U.S Secretary of State John Kerry (L) and U.N. Secretary-General Ban Ki-moon shake hands to commit to the Paris Climate Agreement during a special ceremony at the United Nations in New York City on September 21, 2016. The State Department made a $500 million contribution to the Global Climate Fund on Tuesday. File photo by Monika Graff/UPI | License Photo
Jan. 18 (UPI) -- The State Department gave $500 million to the U.N. Green Climate Fund just before Donald Trump, who has called global warming a "hoax," takes office.
The outgoing administration announced the contribution Tuesday, which is in addition to the $500 million the United States gave to the fund last year.
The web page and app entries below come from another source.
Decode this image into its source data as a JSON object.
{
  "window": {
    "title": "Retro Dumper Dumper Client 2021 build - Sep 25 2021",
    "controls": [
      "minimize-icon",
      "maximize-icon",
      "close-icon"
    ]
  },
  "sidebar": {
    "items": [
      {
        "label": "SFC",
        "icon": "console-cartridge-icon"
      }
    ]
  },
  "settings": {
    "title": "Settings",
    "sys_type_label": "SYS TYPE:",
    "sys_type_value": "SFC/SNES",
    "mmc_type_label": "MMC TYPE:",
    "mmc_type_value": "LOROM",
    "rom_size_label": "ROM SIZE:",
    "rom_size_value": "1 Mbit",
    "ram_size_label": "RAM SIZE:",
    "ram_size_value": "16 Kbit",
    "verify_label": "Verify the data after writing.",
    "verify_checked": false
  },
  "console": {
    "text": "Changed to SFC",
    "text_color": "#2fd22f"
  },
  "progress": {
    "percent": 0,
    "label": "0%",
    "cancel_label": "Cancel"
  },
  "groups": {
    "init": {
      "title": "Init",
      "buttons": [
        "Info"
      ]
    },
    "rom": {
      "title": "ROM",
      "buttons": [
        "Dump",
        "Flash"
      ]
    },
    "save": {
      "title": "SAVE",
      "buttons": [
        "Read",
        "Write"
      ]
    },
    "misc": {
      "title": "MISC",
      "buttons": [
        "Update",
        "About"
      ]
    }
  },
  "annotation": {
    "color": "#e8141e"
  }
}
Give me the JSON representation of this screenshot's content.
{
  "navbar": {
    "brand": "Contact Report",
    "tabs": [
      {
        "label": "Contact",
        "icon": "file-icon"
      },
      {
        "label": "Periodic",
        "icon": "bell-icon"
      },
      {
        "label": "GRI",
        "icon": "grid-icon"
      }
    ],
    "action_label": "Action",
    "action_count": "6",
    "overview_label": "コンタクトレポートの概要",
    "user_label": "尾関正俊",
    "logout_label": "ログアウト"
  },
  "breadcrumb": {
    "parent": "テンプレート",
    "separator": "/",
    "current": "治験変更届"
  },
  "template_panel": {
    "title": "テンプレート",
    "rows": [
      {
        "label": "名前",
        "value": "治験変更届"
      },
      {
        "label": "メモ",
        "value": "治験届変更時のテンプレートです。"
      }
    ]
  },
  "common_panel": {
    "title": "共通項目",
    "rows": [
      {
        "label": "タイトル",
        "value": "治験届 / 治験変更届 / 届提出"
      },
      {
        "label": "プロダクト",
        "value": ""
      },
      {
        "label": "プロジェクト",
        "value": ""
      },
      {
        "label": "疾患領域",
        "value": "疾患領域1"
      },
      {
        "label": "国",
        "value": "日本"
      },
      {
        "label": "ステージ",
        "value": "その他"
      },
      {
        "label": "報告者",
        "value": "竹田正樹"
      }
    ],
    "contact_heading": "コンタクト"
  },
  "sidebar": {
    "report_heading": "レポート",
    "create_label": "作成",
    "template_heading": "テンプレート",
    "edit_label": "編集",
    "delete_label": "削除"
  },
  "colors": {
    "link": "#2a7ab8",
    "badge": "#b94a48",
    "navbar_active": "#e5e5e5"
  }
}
President Barack Obama originally pledged $3 billion.
The money came from the fiscal year 2016 Economic Support Fund appropriation and helps fund the Paris climate agreement approved by more than 180 nations to cut emissions. The fund's goal is $100 billion by 2020 from public and private funding.
"The GCF is the world's largest multilateral finance institution dedicated to advancing low-emission, climate-resilient development," according to a State Department release. "The GCF was created to help protect vulnerable populations and drive clean energy deployment, all with a special focus on engaging the private sector and mobilizing private capital."
Trump has threatened to pull the United States out of the accord.
"It's not being done to try to provoke a reaction from the incoming administration or to try to dictate to them one way or the other how they are going to deal with climate issues," John Kirby, the State Department spokesman, said at a media briefing Tuesday. "This is an investment that had been long planned."
Trump, since becoming president-elect, has become more "opened-minded" to the possibility of climate change. He recently met with former Vice President Al Gore to discuss climate change.
"I'm still open-minded. Nobody really knows. Look, I'm somebody that gets it, and nobody really knows. It's not something that's so hard and fast," Trump said last month in an interview on Fox News Sunday.
He named Oklahoma Attorney General Scott Pruitt, who has denied the existence of climate change, as his choice to lead the Environmental Protection Agency.
But other cabinet nominees are more open to climate change.
Rex Tillerson, the former ExxonMobil chief and the president-elect's nominee for secretary of state, said during his Senate confirmation hearing last week that he wants the United States to keep "a seat at the table" on addressing global warming.
And interior secretary nominee Ryan Zinke said Tuesday during his hearing that humans' role in the rise of global temperatures is not yet fully understood.